| INFORMATION SUPPLIED |
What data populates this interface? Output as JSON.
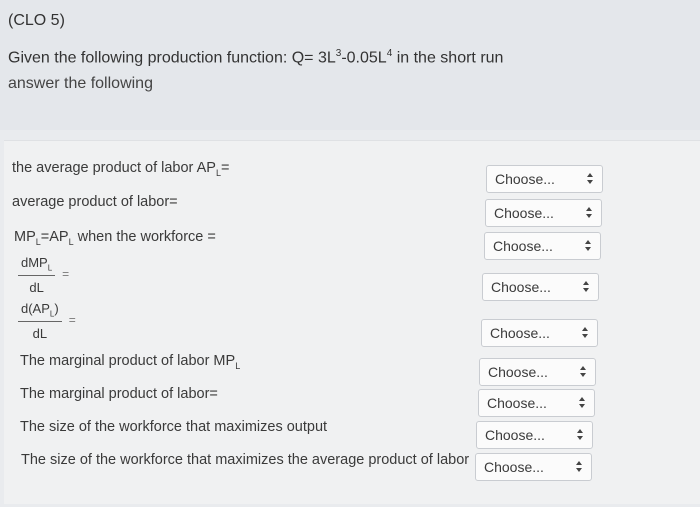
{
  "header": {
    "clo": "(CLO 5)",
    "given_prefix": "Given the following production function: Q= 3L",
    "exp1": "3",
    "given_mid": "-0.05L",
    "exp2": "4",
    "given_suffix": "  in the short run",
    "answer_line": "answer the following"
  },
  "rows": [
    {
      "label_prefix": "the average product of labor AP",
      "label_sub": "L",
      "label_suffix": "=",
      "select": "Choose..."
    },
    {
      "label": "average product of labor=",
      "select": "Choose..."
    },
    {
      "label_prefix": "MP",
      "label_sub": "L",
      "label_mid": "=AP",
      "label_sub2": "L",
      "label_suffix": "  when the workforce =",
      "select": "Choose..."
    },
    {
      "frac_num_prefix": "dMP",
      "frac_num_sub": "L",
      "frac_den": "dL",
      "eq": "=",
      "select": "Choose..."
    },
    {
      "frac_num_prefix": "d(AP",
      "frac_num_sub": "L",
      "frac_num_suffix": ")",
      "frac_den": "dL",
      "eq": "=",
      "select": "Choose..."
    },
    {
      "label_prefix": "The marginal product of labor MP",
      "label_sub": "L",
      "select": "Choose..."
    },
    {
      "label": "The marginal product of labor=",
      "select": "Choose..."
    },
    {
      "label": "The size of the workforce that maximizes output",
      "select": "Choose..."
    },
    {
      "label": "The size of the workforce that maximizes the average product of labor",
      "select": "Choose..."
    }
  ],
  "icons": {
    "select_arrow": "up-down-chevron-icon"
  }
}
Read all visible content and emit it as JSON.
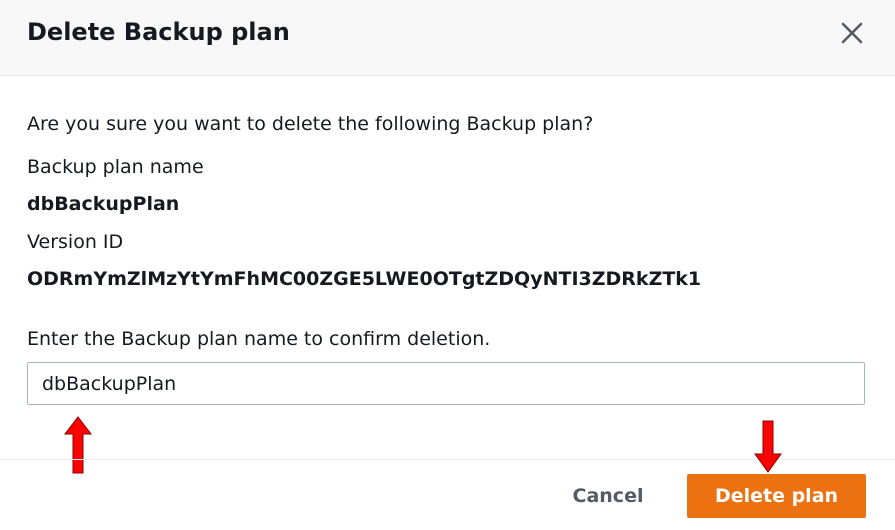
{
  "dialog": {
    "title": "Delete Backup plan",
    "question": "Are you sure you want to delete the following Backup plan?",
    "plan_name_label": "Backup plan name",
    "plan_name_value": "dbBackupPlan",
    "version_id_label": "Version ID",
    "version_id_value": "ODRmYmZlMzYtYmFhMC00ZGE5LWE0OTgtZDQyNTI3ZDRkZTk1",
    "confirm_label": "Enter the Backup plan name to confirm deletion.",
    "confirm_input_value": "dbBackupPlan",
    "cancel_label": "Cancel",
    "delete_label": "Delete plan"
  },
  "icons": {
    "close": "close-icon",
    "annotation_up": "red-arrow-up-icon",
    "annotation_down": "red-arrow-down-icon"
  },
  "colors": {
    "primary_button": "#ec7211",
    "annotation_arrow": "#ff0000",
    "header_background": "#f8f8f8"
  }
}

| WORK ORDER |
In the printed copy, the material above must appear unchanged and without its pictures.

| SOLVED PROBLEM |
What data populates this interface? Output as JSON.
{
  "header": {
    "clo": "(CLO 5)",
    "given_prefix": "Given the following production function: Q= 3L",
    "exp1": "3",
    "given_mid": "-0.05L",
    "exp2": "4",
    "given_suffix": "  in the short run",
    "answer_line": "answer the following"
  },
  "rows": [
    {
      "label_prefix": "the average product of labor AP",
      "label_sub": "L",
      "label_suffix": "=",
      "select": "Choose..."
    },
    {
      "label": "average product of labor=",
      "select": "Choose..."
    },
    {
      "label_prefix": "MP",
      "label_sub": "L",
      "label_mid": "=AP",
      "label_sub2": "L",
      "label_suffix": "  when the workforce =",
      "select": "Choose..."
    },
    {
      "frac_num_prefix": "dMP",
      "frac_num_sub": "L",
      "frac_den": "dL",
      "eq": "=",
      "select": "Choose..."
    },
    {
      "frac_num_prefix": "d(AP",
      "frac_num_sub": "L",
      "frac_num_suffix": ")",
      "frac_den": "dL",
      "eq": "=",
      "select": "Choose..."
    },
    {
      "label_prefix": "The marginal product of labor MP",
      "label_sub": "L",
      "select": "Choose..."
    },
    {
      "label": "The marginal product of labor=",
      "select": "Choose..."
    },
    {
      "label": "The size of the workforce that maximizes output",
      "select": "Choose..."
    },
    {
      "label": "The size of the workforce that maximizes the average product of labor",
      "select": "Choose..."
    }
  ],
  "icons": {
    "select_arrow": "up-down-chevron-icon"
  }
}
Read all visible content and emit it as JSON.
{
  "dialog": {
    "title": "Delete Backup plan",
    "question": "Are you sure you want to delete the following Backup plan?",
    "plan_name_label": "Backup plan name",
    "plan_name_value": "dbBackupPlan",
    "version_id_label": "Version ID",
    "version_id_value": "ODRmYmZlMzYtYmFhMC00ZGE5LWE0OTgtZDQyNTI3ZDRkZTk1",
    "confirm_label": "Enter the Backup plan name to confirm deletion.",
    "confirm_input_value": "dbBackupPlan",
    "cancel_label": "Cancel",
    "delete_label": "Delete plan"
  },
  "icons": {
    "close": "close-icon",
    "annotation_up": "red-arrow-up-icon",
    "annotation_down": "red-arrow-down-icon"
  },
  "colors": {
    "primary_button": "#ec7211",
    "annotation_arrow": "#ff0000",
    "header_background": "#f8f8f8"
  }
}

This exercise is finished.